→ **Problem statement**
Everything in the listing below must be reproduced exactly, apart from its images.

Segment Open

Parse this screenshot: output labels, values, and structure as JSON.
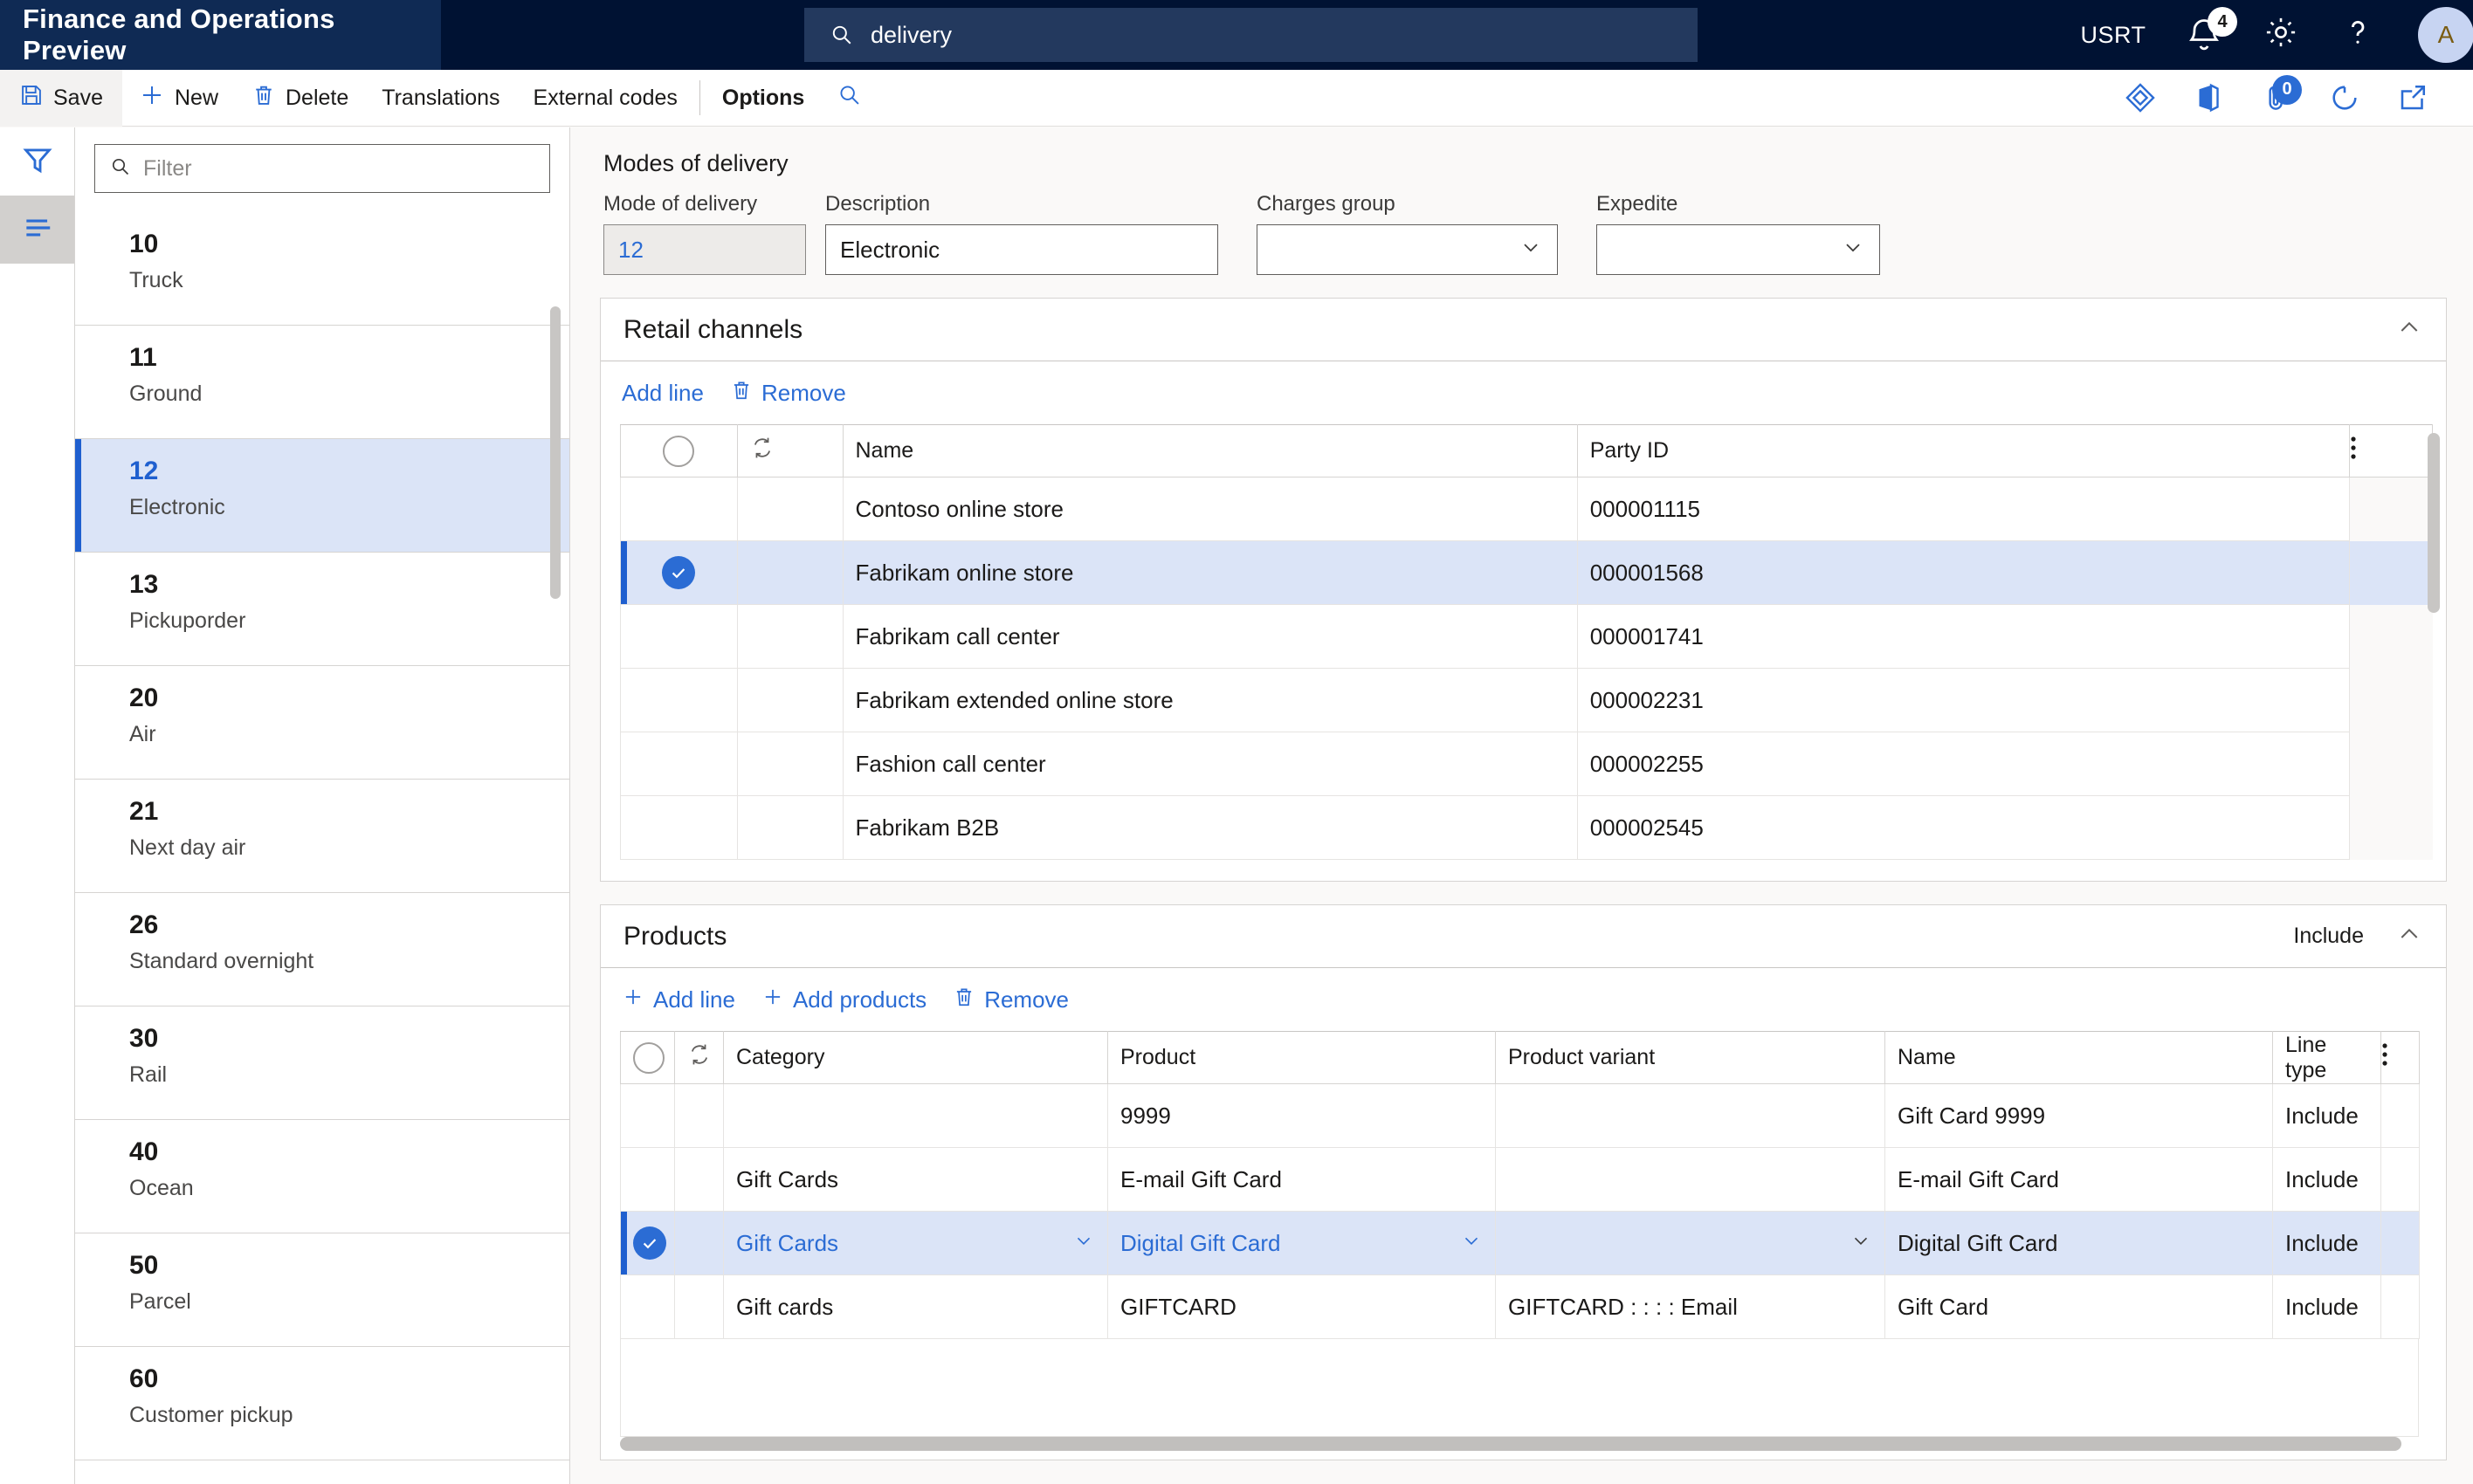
{
  "topnav": {
    "brand": "Finance and Operations Preview",
    "search": {
      "value": "delivery",
      "icon": "search-icon"
    },
    "company": "USRT",
    "notifications_count": "4",
    "settings_icon": "gear-icon",
    "help_icon": "help-icon",
    "avatar_initial": "A"
  },
  "actionpane": {
    "save": "Save",
    "new": "New",
    "delete": "Delete",
    "translations": "Translations",
    "external_codes": "External codes",
    "options": "Options",
    "search_icon": "search-icon",
    "right_icons": [
      {
        "name": "power-apps-icon"
      },
      {
        "name": "office-apps-icon"
      },
      {
        "name": "attachment-icon",
        "badge": "0"
      },
      {
        "name": "refresh-icon"
      },
      {
        "name": "open-in-new-window-icon"
      }
    ]
  },
  "rail": {
    "filter_icon": "filter-icon",
    "list_icon": "list-view-icon"
  },
  "navpane": {
    "filter_placeholder": "Filter",
    "filter_icon": "search-icon",
    "items": [
      {
        "code": "10",
        "desc": "Truck"
      },
      {
        "code": "11",
        "desc": "Ground"
      },
      {
        "code": "12",
        "desc": "Electronic"
      },
      {
        "code": "13",
        "desc": "Pickuporder"
      },
      {
        "code": "20",
        "desc": "Air"
      },
      {
        "code": "21",
        "desc": "Next day air"
      },
      {
        "code": "26",
        "desc": "Standard overnight"
      },
      {
        "code": "30",
        "desc": "Rail"
      },
      {
        "code": "40",
        "desc": "Ocean"
      },
      {
        "code": "50",
        "desc": "Parcel"
      },
      {
        "code": "60",
        "desc": "Customer pickup"
      }
    ],
    "selected_index": 2
  },
  "main": {
    "page_title": "Modes of delivery",
    "fields": [
      {
        "label": "Mode of delivery",
        "value": "12",
        "readonly": true,
        "chevron": false
      },
      {
        "label": "Description",
        "value": "Electronic",
        "readonly": false,
        "chevron": false
      },
      {
        "label": "Charges group",
        "value": "",
        "readonly": false,
        "chevron": true
      },
      {
        "label": "Expedite",
        "value": "",
        "readonly": false,
        "chevron": true
      }
    ],
    "retail_channels": {
      "title": "Retail channels",
      "collapse_icon": "chevron-up-icon",
      "toolbar": {
        "add_line": "Add line",
        "remove": "Remove",
        "remove_icon": "trash-icon"
      },
      "columns": [
        "Name",
        "Party ID"
      ],
      "rows": [
        {
          "name": "Contoso online store",
          "party_id": "000001115",
          "selected": false
        },
        {
          "name": "Fabrikam online store",
          "party_id": "000001568",
          "selected": true
        },
        {
          "name": "Fabrikam call center",
          "party_id": "000001741",
          "selected": false
        },
        {
          "name": "Fabrikam extended online store",
          "party_id": "000002231",
          "selected": false
        },
        {
          "name": "Fashion call center",
          "party_id": "000002255",
          "selected": false
        },
        {
          "name": "Fabrikam B2B",
          "party_id": "000002545",
          "selected": false
        }
      ]
    },
    "products": {
      "title": "Products",
      "summary": "Include",
      "collapse_icon": "chevron-up-icon",
      "toolbar": {
        "add_line": "Add line",
        "add_products": "Add products",
        "remove": "Remove",
        "remove_icon": "trash-icon"
      },
      "columns": [
        "Category",
        "Product",
        "Product variant",
        "Name",
        "Line type"
      ],
      "rows": [
        {
          "category": "",
          "product": "9999",
          "variant": "",
          "name": "Gift Card 9999",
          "line_type": "Include",
          "selected": false
        },
        {
          "category": "Gift Cards",
          "product": "E-mail Gift Card",
          "variant": "",
          "name": "E-mail Gift Card",
          "line_type": "Include",
          "selected": false
        },
        {
          "category": "Gift Cards",
          "product": "Digital Gift Card",
          "variant": "",
          "name": "Digital Gift Card",
          "line_type": "Include",
          "selected": true
        },
        {
          "category": "Gift cards",
          "product": "GIFTCARD",
          "variant": "GIFTCARD : : : : Email",
          "name": "Gift Card",
          "line_type": "Include",
          "selected": false
        }
      ]
    }
  },
  "colors": {
    "nav_bg": "#001233",
    "brand_bg": "#0f2a54",
    "accent": "#2b6cd4",
    "selection_bg": "#dbe4f7",
    "selection_bar": "#1f5fcf"
  }
}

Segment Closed

→ **Output**
Parse this screenshot: output labels, values, and structure as JSON.
{
  "topnav": {
    "brand": "Finance and Operations Preview",
    "search": {
      "value": "delivery",
      "icon": "search-icon"
    },
    "company": "USRT",
    "notifications_count": "4",
    "settings_icon": "gear-icon",
    "help_icon": "help-icon",
    "avatar_initial": "A"
  },
  "actionpane": {
    "save": "Save",
    "new": "New",
    "delete": "Delete",
    "translations": "Translations",
    "external_codes": "External codes",
    "options": "Options",
    "search_icon": "search-icon",
    "right_icons": [
      {
        "name": "power-apps-icon"
      },
      {
        "name": "office-apps-icon"
      },
      {
        "name": "attachment-icon",
        "badge": "0"
      },
      {
        "name": "refresh-icon"
      },
      {
        "name": "open-in-new-window-icon"
      }
    ]
  },
  "rail": {
    "filter_icon": "filter-icon",
    "list_icon": "list-view-icon"
  },
  "navpane": {
    "filter_placeholder": "Filter",
    "filter_icon": "search-icon",
    "items": [
      {
        "code": "10",
        "desc": "Truck"
      },
      {
        "code": "11",
        "desc": "Ground"
      },
      {
        "code": "12",
        "desc": "Electronic"
      },
      {
        "code": "13",
        "desc": "Pickuporder"
      },
      {
        "code": "20",
        "desc": "Air"
      },
      {
        "code": "21",
        "desc": "Next day air"
      },
      {
        "code": "26",
        "desc": "Standard overnight"
      },
      {
        "code": "30",
        "desc": "Rail"
      },
      {
        "code": "40",
        "desc": "Ocean"
      },
      {
        "code": "50",
        "desc": "Parcel"
      },
      {
        "code": "60",
        "desc": "Customer pickup"
      }
    ],
    "selected_index": 2
  },
  "main": {
    "page_title": "Modes of delivery",
    "fields": [
      {
        "label": "Mode of delivery",
        "value": "12",
        "readonly": true,
        "chevron": false
      },
      {
        "label": "Description",
        "value": "Electronic",
        "readonly": false,
        "chevron": false
      },
      {
        "label": "Charges group",
        "value": "",
        "readonly": false,
        "chevron": true
      },
      {
        "label": "Expedite",
        "value": "",
        "readonly": false,
        "chevron": true
      }
    ],
    "retail_channels": {
      "title": "Retail channels",
      "collapse_icon": "chevron-up-icon",
      "toolbar": {
        "add_line": "Add line",
        "remove": "Remove",
        "remove_icon": "trash-icon"
      },
      "columns": [
        "Name",
        "Party ID"
      ],
      "rows": [
        {
          "name": "Contoso online store",
          "party_id": "000001115",
          "selected": false
        },
        {
          "name": "Fabrikam online store",
          "party_id": "000001568",
          "selected": true
        },
        {
          "name": "Fabrikam call center",
          "party_id": "000001741",
          "selected": false
        },
        {
          "name": "Fabrikam extended online store",
          "party_id": "000002231",
          "selected": false
        },
        {
          "name": "Fashion call center",
          "party_id": "000002255",
          "selected": false
        },
        {
          "name": "Fabrikam B2B",
          "party_id": "000002545",
          "selected": false
        }
      ]
    },
    "products": {
      "title": "Products",
      "summary": "Include",
      "collapse_icon": "chevron-up-icon",
      "toolbar": {
        "add_line": "Add line",
        "add_products": "Add products",
        "remove": "Remove",
        "remove_icon": "trash-icon"
      },
      "columns": [
        "Category",
        "Product",
        "Product variant",
        "Name",
        "Line type"
      ],
      "rows": [
        {
          "category": "",
          "product": "9999",
          "variant": "",
          "name": "Gift Card 9999",
          "line_type": "Include",
          "selected": false
        },
        {
          "category": "Gift Cards",
          "product": "E-mail Gift Card",
          "variant": "",
          "name": "E-mail Gift Card",
          "line_type": "Include",
          "selected": false
        },
        {
          "category": "Gift Cards",
          "product": "Digital Gift Card",
          "variant": "",
          "name": "Digital Gift Card",
          "line_type": "Include",
          "selected": true
        },
        {
          "category": "Gift cards",
          "product": "GIFTCARD",
          "variant": "GIFTCARD : : : : Email",
          "name": "Gift Card",
          "line_type": "Include",
          "selected": false
        }
      ]
    }
  },
  "colors": {
    "nav_bg": "#001233",
    "brand_bg": "#0f2a54",
    "accent": "#2b6cd4",
    "selection_bg": "#dbe4f7",
    "selection_bar": "#1f5fcf"
  }
}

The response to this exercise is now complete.